Symptoms of Type 1 Diabetes

In addition to symptoms common to all forms of diabetes, type 1 diabetes can cause:

  • Stomach aches
  • Nausea
  • Vomiting

Causes of Type 1 Diabetes

Doctors and scientists believe that type 1 diabetes result from an autoimmune disorder that causes the body to attack and destroys islet cells, which produce insulin inside the pancreas. That autoimmune disorder may be due to genetics, or to environmental factors.

Type 1 diabetes most commonly appears during childhood or early adolescence, but anyone of any age can develop it. At this point no means of preventing type 1 diabetes is known, but scientists at UC Davis Health and elsewhere are researching the disease to learn more about its causes and to develop even more effective treatments that they may offer to patients in clinical trials.

Treatment of Type 1 Diabetes

Type 1 diabetes is managed using several approaches, including:

  • Counting the amount of carbohydrates, protein and fats eaten
  • Taking injections of synthetic insulin
  • Checking blood sugar level at regular times
  • Eating a balanced diet consisting of healthy foods
  • Exercising consistently and managing weight

Several forms of insulin therapy are available, including rapid-acting and intermediate-acting insulin as well as long- and ultra-long-acting insulin. Injections can be done using a syringe with a fine needle, or an insulin pen that delivers measured doses, or an insulin pump, which is a small device that delivers doses of insulin at programmed intervals by means of a tiny tube that’s inserted into the skin.

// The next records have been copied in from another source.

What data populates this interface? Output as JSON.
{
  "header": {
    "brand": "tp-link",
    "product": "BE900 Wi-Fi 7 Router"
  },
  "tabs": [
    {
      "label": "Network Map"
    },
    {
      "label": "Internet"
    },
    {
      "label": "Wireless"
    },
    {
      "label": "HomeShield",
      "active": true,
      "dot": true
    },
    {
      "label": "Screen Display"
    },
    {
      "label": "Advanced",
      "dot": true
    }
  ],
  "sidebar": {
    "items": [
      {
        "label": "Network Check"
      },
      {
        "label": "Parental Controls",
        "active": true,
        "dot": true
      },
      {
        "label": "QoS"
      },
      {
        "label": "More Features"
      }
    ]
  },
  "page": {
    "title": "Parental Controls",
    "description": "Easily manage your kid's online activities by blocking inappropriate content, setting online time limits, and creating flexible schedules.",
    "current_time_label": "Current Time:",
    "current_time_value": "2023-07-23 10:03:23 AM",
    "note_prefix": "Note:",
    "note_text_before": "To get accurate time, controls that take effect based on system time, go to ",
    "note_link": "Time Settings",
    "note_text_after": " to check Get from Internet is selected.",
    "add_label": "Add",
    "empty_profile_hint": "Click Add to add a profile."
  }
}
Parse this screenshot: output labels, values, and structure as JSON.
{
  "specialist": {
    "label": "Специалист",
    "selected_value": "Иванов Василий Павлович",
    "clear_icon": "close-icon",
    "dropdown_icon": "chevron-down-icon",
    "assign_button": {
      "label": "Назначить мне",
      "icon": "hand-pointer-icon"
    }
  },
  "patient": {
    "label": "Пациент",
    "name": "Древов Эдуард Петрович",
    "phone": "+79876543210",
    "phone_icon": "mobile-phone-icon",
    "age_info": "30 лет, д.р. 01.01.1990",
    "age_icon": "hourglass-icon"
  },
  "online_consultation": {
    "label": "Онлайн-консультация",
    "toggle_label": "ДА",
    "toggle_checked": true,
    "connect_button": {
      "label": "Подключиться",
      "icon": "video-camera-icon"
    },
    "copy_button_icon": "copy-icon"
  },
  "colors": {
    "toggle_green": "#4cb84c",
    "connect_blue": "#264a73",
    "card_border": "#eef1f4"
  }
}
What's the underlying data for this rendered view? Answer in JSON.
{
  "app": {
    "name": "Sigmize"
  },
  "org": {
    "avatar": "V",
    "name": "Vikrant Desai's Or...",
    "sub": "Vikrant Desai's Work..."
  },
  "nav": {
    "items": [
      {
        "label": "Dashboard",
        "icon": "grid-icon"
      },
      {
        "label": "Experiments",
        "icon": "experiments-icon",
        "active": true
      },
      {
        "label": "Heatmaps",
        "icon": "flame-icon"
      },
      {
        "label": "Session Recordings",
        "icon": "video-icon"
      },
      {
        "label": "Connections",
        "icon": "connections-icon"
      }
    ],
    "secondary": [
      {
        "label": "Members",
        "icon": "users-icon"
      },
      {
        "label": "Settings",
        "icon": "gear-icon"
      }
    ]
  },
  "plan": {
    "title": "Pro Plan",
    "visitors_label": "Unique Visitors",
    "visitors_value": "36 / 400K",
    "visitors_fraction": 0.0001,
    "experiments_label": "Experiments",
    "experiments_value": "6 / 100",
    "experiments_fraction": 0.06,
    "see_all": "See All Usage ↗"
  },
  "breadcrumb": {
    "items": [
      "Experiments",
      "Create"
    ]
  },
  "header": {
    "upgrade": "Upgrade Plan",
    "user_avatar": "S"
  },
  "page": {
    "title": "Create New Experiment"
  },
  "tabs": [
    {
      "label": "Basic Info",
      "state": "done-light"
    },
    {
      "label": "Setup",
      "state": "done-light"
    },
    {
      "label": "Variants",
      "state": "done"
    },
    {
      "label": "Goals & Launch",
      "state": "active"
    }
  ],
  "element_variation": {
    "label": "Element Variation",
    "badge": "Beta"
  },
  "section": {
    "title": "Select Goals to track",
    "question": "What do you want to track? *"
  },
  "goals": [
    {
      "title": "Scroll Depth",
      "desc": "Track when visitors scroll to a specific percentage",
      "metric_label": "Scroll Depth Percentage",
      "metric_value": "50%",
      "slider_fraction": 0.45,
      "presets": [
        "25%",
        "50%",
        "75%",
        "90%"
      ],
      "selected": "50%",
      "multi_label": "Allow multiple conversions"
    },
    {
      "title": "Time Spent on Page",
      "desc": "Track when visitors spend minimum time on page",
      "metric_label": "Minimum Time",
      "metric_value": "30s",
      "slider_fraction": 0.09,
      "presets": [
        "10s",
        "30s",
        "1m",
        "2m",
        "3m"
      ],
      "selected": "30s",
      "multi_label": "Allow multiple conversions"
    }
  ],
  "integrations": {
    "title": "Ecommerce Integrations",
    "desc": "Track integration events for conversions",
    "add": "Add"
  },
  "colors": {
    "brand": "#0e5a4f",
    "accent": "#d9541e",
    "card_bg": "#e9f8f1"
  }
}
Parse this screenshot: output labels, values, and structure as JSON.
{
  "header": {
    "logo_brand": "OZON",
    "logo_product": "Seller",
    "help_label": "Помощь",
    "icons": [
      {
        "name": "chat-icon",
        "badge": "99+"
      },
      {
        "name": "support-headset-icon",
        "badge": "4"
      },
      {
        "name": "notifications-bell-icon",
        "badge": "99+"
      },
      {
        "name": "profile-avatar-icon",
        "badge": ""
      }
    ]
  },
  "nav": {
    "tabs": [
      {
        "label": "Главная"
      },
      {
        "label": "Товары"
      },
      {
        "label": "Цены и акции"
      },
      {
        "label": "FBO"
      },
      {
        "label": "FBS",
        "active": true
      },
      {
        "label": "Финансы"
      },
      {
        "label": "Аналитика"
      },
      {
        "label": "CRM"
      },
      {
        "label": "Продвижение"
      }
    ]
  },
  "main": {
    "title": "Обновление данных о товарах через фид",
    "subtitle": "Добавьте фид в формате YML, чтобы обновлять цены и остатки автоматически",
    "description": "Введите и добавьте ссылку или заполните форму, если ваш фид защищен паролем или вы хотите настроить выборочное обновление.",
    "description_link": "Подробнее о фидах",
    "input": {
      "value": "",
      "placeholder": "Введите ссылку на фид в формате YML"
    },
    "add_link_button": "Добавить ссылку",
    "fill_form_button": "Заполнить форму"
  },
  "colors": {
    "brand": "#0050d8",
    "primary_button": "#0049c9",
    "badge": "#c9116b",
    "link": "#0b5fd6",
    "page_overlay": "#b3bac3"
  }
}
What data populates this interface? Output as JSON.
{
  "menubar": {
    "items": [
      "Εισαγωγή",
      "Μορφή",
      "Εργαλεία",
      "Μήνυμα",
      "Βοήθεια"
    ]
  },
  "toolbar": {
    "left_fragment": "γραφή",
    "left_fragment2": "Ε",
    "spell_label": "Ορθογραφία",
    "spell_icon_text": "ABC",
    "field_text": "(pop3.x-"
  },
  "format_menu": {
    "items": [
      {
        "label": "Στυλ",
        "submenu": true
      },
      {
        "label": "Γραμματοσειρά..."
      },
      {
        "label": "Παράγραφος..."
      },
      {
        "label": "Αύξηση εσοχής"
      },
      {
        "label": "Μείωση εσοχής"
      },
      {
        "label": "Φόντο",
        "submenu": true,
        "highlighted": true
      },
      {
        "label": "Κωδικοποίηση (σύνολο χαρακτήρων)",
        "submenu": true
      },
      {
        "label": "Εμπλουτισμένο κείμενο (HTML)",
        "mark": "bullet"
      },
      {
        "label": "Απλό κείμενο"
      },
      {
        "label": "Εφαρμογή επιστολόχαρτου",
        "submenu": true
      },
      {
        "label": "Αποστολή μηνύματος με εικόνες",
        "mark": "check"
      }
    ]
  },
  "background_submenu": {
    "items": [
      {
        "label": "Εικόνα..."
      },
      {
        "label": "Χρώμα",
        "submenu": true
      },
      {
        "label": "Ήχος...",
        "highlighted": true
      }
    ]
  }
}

The amount of insulin needed depends on several factors, including weight, age, and dietary and exercise habits. Our diabetes team members will help precisely determine the amount of insulin that you may need to regulate your blood glucose to help you feel better and potentially live longer.